Evidence linking stress and disease has been growing in recent years, and notably psychological stress during pregnancy has been associated with pregnancy loss, preterm birth and low birth weight. Yet, scientists still don’t understand what drives these associations.
A new study from the University of Georgia found an association between the occurrence of stressful life events and elevated levels of oxidative stress.
Oxidative stress has been indicated as a risk factor for cardiovascular disease, cancer and diabetes, and more recent research has shown an association between oxidative stress and preterm births.
“Women who deliver preterm have higher oxidative stress levels relative to women who deliver at term,” said lead author Stephanie Eick, a doctoral student at UGA’s College of Public Health.

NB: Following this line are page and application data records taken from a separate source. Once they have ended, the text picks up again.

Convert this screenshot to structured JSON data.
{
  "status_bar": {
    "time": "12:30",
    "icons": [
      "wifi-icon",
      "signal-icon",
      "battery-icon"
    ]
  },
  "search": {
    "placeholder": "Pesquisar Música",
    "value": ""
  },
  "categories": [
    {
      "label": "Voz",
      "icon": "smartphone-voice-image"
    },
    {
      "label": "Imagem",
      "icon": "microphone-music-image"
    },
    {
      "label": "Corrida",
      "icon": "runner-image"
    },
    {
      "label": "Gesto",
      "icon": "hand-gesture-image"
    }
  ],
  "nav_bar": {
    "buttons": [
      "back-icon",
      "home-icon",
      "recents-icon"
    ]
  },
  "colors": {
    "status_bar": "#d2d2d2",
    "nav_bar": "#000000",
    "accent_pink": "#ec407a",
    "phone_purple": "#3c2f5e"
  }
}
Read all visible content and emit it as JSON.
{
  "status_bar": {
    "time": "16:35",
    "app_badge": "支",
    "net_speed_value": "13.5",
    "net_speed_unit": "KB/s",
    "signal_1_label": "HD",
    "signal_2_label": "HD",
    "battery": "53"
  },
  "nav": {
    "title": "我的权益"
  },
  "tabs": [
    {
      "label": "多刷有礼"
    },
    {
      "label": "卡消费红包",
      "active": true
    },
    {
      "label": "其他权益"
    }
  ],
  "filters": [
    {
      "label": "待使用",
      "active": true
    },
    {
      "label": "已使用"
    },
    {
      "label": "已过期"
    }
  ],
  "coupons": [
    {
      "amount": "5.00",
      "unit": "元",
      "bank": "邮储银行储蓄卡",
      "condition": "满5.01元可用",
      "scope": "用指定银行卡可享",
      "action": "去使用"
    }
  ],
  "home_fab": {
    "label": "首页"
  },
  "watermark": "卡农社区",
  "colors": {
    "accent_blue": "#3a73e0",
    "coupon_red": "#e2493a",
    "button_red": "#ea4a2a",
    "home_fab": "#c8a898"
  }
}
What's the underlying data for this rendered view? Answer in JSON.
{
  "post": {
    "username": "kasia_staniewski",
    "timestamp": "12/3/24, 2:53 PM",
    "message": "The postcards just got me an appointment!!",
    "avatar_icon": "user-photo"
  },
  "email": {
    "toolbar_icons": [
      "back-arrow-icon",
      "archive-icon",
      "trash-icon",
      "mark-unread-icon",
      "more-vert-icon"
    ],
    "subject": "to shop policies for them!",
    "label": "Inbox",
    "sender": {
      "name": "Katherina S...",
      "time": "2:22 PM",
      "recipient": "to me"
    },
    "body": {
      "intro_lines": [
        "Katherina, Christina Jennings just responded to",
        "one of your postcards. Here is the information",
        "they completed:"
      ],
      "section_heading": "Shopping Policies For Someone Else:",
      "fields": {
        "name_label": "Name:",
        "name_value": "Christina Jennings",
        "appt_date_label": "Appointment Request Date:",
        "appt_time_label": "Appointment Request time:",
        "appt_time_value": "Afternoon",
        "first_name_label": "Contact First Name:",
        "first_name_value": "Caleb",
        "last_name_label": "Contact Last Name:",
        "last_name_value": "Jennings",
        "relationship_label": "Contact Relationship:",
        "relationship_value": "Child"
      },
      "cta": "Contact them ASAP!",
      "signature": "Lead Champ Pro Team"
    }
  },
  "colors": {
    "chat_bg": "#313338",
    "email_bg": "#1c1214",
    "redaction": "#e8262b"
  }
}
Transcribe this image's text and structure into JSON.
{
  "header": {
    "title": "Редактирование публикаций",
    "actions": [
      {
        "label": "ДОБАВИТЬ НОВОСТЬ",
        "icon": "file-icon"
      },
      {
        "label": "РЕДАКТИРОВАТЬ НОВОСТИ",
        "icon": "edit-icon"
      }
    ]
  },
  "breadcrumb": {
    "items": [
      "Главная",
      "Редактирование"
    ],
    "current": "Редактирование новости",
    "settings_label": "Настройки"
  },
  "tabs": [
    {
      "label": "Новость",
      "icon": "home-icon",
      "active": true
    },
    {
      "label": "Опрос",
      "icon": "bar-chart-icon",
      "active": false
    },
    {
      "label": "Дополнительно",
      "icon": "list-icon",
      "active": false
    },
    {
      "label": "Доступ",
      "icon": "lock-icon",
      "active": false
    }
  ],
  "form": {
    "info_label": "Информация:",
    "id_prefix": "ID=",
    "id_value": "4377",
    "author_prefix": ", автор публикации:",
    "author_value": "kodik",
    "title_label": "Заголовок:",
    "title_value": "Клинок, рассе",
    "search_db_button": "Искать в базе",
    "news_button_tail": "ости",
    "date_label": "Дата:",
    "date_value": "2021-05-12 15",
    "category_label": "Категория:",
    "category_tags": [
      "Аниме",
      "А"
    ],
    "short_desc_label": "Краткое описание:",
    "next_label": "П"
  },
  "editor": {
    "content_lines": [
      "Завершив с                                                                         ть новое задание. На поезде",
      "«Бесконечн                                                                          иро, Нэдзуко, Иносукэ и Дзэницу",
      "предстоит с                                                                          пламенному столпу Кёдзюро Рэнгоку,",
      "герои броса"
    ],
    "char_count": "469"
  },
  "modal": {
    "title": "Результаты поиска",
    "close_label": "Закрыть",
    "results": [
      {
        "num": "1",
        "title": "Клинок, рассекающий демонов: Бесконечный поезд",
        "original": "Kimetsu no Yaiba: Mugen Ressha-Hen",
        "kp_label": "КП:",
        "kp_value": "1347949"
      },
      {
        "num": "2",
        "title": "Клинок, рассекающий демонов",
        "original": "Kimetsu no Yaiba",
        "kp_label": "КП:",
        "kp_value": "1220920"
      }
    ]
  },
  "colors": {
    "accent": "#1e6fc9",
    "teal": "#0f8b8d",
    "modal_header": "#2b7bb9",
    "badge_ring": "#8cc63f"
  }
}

“There’s also a growing body a literature that shows that non-pregnant women who experience depression, anxiety, extreme stressful life events have increased oxidative stress levels. We hypothesized that stress could be one mediating pathway, that psychosocial stress could influence preterm births through oxidative stress.”
The findings revealed that stress from depression and anxiety or a family death was most strongly associated to elevated levels of oxidative stress.